‘Beats’, it may not hold often, but great musical events, it certainly does. To calm it down a little, the biggest classical venue in Birmingham hosts famous names in the classical world but also low-key free gigs in their café for anyone to enjoy live music just by passing through. You may be able to even catch university choirs and musicians performing there on occasion (University Voices are performing there in April 2019 with John Wilson). We know that maybe classical music may not be something that the average student wants to pay to go and see but we know there are those of you out there that switch on some Mozart when trying to finish that 3,000-word essay, you should have finished two days ago but the new season of [insert Netflix or Amazon Prime show here] came out so you had to binge it.
If you filled in Ru Paul’s Drag Race for that show you binged, then Symphony Hall is even better for you, having only just hosted plenty of Queens, from Bob the Drag Queen to Asia O’Hara, in November for their Christmas Tour.
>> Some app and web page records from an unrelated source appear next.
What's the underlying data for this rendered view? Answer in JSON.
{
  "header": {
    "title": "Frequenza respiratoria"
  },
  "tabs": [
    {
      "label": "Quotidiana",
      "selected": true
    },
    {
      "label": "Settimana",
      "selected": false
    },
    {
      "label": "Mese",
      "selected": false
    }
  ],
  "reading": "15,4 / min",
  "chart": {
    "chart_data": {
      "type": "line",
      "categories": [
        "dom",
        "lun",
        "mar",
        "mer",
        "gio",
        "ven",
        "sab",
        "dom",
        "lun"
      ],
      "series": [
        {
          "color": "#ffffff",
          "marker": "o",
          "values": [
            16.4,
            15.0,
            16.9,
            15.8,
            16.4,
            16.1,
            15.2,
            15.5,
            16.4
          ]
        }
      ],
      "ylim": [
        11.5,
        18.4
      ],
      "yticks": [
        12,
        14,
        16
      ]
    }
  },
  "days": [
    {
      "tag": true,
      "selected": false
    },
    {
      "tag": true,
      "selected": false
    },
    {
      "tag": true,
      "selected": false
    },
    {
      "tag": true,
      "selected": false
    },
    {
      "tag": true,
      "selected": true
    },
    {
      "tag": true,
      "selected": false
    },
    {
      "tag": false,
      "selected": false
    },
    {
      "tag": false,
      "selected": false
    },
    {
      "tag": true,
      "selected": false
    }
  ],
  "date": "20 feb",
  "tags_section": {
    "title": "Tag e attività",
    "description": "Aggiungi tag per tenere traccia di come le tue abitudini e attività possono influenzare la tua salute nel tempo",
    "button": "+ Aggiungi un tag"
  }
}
In any case, no matter what you might be looking for on the more orchestral side of life, the Symphony Hall has more than enough interesting free and paid gigs for any taste.
Hare and Hounds
It’s no surprise to most seasoned gig goers that the Hare and Hounds is a great place to go and see live music. In the lesser known (by students at least) area of Kings Heath, Hare and Hounds frequently holds many artists of all genres and sizes, from giant Craig Charles to local acapella groups. From the outside, Hare and Hounds sort of just looks like a large pub. Pretty tall, pretty low-key and on a high street with a Wetherspoons and some everyday shops. Without being told to go in, and then upstairs and across a hallway, would you ever know about the fantastic sounds being blasted to entranced crowds every week.
Rock, pop, indie, alternative. It’s a great place to go for those sorts of beats whether you want to dance or sway your night away. It’s a shame it isn’t closer to the Vale or Selly Oak, as I feel not as many students know about this fantastic venue, unless you’ve been dragged there by a wavy mate who happened to have an extra ticket to whatever it is they want to see. All I really can encourage is for you to go and visit Hare and Hounds. Whatever your expectations are, it will exceed them.